Not Making the Grade: Academic Achievement Difficult for Teen Parents
Thirty percent of all teenage girls who drop out of school cite pregnancy and parenthood as key reasons. Rates among Hispanic (36 percent) and African American (38 percent) girls are higher. Educational achievement affects the lifetime income of teen mothers: two-thirds of families started by teens are poor, and nearly one in four will depend on welfare within three years of a child’s birth. Many children will not escape this cycle of poverty. Only about two-thirds of children born to teen mothers earn a high school diploma, compared to 81 percent of their peers with older parents.
The Numbers Don’t Add Up to Success
- Only 40 percent of teen mothers finish high school. Fewer than 2 percent finish college by age 30.
- Young women who give birth while attending a community college are 65 percent less likely to complete their degree than women who do not have children during that time.
- Children of teen mothers perform worse on many measures of school readiness, are 50 percent more likely to repeat a grade, and are more likely than children born to older mothers to drop out of high school.

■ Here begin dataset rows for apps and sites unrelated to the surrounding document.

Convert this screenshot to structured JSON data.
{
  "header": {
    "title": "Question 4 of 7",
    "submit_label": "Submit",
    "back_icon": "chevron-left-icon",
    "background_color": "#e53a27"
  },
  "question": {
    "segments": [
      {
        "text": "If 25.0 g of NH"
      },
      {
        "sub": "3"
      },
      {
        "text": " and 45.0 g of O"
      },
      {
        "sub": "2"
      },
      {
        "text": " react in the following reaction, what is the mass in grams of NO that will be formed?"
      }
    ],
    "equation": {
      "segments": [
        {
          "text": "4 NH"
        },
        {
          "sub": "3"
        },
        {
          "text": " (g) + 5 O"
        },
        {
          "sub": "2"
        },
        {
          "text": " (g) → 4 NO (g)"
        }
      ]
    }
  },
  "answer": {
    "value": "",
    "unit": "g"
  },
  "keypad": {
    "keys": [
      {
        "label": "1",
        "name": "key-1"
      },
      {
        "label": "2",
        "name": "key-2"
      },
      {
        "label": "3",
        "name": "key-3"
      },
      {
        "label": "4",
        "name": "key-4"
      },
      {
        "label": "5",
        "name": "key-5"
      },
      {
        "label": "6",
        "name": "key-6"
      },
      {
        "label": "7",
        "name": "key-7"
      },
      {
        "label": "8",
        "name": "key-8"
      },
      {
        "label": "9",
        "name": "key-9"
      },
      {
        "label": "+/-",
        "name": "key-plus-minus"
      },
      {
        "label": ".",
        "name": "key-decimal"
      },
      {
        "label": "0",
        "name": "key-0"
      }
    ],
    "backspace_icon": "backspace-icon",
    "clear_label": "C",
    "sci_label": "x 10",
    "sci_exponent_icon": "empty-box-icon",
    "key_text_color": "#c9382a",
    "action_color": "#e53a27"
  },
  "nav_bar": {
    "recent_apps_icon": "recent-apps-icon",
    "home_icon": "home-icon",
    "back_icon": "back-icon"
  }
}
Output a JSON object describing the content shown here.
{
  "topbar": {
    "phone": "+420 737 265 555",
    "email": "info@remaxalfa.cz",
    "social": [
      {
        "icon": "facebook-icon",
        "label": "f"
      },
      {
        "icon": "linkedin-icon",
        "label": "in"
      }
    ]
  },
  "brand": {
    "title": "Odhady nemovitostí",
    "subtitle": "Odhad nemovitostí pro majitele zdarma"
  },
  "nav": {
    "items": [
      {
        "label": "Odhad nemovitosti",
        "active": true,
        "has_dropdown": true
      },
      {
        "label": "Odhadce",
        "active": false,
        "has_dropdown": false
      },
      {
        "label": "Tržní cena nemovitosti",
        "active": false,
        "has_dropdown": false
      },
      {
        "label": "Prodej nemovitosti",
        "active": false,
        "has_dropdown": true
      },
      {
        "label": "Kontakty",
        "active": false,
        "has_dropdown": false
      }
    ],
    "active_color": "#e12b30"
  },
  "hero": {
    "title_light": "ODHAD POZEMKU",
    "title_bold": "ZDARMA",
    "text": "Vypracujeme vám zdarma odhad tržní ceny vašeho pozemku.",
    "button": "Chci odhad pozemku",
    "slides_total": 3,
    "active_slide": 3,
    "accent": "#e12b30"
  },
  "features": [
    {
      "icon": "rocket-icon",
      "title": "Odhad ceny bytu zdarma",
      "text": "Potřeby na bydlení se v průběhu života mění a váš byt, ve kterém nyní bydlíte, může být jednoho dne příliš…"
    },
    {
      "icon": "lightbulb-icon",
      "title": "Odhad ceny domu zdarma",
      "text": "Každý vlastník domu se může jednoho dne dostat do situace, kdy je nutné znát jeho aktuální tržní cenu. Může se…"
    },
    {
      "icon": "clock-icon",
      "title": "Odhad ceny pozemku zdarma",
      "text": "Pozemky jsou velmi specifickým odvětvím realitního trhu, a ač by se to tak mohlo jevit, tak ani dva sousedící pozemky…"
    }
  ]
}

State Policy Options
- Incorporate teen pregnancy prevention into state efforts to reduce the dropout rate and improve educational attainment.
- Educate community college students about the importance of pregnancy planning for college success and completion through orientation, first year experience, academic courses, service learning, or other student-led activities.
- Develop access to online courses, flexible scheduling and other services to help young mothers earn their high school diplomas or GEDs.
- Make full and effective use of federal funding for teen pregnancy prevention through the Personal Responsibility Education Program, Title V Abstinence Education Program, and the Pregnancy Assistance Fund. In 2010, 17 states received pregnancy assistance grants to support pregnant and parenting teens and women with continuing their education.
Sources: The National Campaign to Prevent Teen and Unplanned Pregnancy, “Preventing Teen Pregnancy is Critical to School Completion,” Briefly… (Washington, D.C.) July 2010; The National Campaign to Prevent Teen and Unplanned Pregnancy, “Unplanned Pregnancy: What Community Colleges Can Do,” Briefly… (Washington, D.C.) May 2008.